Peter Jackson didn’t invent the eccentric woods-dwelling wizard Radagast the Brown and the cutsey and cuddly Disneyesque birds and animals that go with him for the The Hobbit movies. He just went to town with it. Radagast is a Tolkien creation. His original name, Aiwendil, means “Bird-friend” and Tolkien made him the wizard in charge of protecting Middle Earth’s flora and fauna. Terry Pratchett is obviously up on his Tolkien lore and makes use of it in his Discworld novels. So I got to think Sir Terry had Radagast in mind when he came up with Mustrum Ridcully, the Archchancellor of Unseen University:

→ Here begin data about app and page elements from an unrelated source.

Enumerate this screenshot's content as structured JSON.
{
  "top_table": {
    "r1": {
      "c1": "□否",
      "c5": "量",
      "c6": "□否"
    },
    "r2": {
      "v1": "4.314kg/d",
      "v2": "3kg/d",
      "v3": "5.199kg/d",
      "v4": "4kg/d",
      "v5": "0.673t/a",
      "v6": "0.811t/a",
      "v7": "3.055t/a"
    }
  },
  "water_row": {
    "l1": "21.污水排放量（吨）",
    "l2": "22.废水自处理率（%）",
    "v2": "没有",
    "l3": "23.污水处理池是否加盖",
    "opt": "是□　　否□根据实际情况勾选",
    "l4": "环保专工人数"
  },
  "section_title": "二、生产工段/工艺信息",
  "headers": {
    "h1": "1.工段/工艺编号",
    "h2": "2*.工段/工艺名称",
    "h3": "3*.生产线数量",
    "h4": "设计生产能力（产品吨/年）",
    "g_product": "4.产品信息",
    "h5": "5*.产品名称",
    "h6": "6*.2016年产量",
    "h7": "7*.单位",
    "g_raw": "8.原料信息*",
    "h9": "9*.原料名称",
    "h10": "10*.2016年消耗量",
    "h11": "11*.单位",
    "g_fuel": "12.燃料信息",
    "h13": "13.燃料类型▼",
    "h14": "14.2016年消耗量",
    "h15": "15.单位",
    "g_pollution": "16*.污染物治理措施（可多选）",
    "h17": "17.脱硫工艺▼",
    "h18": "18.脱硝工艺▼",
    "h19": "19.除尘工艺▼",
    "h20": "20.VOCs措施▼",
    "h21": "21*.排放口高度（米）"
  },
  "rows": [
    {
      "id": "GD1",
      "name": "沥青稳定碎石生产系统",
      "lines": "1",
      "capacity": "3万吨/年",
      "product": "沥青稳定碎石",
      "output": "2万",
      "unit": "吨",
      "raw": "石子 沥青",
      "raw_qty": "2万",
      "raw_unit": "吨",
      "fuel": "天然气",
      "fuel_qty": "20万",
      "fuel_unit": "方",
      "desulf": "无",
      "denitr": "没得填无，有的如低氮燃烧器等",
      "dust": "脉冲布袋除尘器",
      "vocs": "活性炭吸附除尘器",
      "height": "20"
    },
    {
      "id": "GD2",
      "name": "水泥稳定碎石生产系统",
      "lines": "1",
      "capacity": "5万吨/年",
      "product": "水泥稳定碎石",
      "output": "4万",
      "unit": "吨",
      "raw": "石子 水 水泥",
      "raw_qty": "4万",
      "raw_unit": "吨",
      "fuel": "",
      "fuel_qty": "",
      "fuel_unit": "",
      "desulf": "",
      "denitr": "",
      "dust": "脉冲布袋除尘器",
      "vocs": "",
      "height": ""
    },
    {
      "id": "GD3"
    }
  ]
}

Unseen University had had many different kinds of Archchancellor over the years. Big ones, small ones, cunning ones, slightly insane ones, extremely insane ones---they’d come, they’d served, in some cases not long enough for anyone to be able to complete the official painting to be hung in the Great Hall, and they’d died. The senior wizard in a world of magic has the same prospects of long-term employment as a pogo stick tester in a minefield.
However, from the Bursar’s point of view this didn’t really have to matter. The name might change occasionally, but what did matter was that there always was an Archchancellor and the Archchancellor’s most important job, as the Bursar saw it, was to sign things, preferably, from the Bursar’s point of view, without reading them first.
This one was different. For one thing, he was hardly ever in, except to change out of his muddy clothes. And he shouted at people. Usually at the Bursar.
And yet, at the time, it had seemed a really good idea to select an Archchancellor who hadn’t set foot in the University in forty years.
There had been so much in-fighting between the various orders of wizardry in recent years that, just for once, the senior wizards had agreed that what the University needed was a period of stability, so that they could get on with their intriguing and scheming in peace and quiet for a few months. A search of the records turned up Ridcully the Brown who, after becoming a Seventh Level Mage at the incredibly young age of twenty-seven, had quit the University in order to look after the family’s estates deep in the country.
He looked ideal.
“Just the chap,” they all said. “Clean sweep. New broom. A country wizard. Back to the thingumajigs, the roots of wizardry. Jolly old boy with a pipe and twinkly eyes. Sort of chap who can tell one herb from another, roams the high forest with every beast his brother kind of thing. Sleeps under the stars, like as not. Knows what the wind is saying, we shouldn’t wonder. Got a name for all the trees, you can bank on it. Speaks to the birds, too.”
A messenger had been sent. Ridcully the Brown had sighed, cursed a bit, found his staff in the kitchen garden where it had been supporting a scarecrow, and had set out.
“And if he’s any problem,” the wizards had added, in the privacy of their own heads, “anyone who talks to trees should be no trouble to get rid of.”
And then he’d arrived, and it turned out that Ridcully the Brown did speak to the birds. In fact, he shouted at birds, and what he normally shouted was, “Winged you, yer bastard!” ---from Moving Pictures by Terry Pratchett.